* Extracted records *

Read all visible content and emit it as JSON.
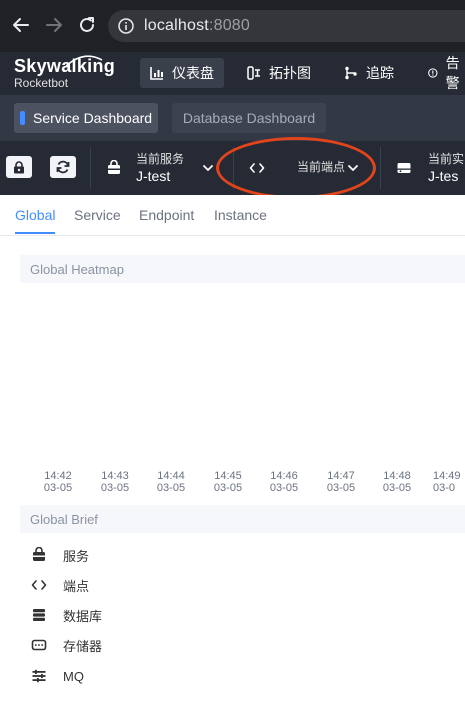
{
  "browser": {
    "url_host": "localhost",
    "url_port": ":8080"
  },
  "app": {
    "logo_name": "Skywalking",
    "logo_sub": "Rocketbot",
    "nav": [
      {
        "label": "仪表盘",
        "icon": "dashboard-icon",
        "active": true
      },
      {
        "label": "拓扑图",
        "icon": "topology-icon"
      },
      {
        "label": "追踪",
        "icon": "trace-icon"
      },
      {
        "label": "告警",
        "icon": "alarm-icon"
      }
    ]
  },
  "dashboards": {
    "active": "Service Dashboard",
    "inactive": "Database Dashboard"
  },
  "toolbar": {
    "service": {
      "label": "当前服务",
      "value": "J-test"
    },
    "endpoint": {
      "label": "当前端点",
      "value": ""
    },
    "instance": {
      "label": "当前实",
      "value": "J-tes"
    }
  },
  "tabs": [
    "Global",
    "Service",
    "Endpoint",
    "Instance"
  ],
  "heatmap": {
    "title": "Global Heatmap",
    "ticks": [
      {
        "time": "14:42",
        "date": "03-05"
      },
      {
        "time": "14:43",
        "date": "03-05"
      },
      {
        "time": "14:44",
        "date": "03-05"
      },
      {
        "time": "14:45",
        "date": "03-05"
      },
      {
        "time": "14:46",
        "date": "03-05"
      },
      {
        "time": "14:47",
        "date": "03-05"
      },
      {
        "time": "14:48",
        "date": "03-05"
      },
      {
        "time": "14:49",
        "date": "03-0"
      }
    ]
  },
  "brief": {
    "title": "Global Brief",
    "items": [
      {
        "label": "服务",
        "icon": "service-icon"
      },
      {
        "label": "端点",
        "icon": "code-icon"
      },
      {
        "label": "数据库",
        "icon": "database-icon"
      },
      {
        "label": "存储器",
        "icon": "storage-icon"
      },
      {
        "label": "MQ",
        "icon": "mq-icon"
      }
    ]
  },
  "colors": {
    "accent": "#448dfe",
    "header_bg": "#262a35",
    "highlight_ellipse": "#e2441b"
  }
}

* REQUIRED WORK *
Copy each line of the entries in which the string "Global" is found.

* WORKED SOLUTION *
    "Global",
    "title": "Global Heatmap",
    "title": "Global Brief",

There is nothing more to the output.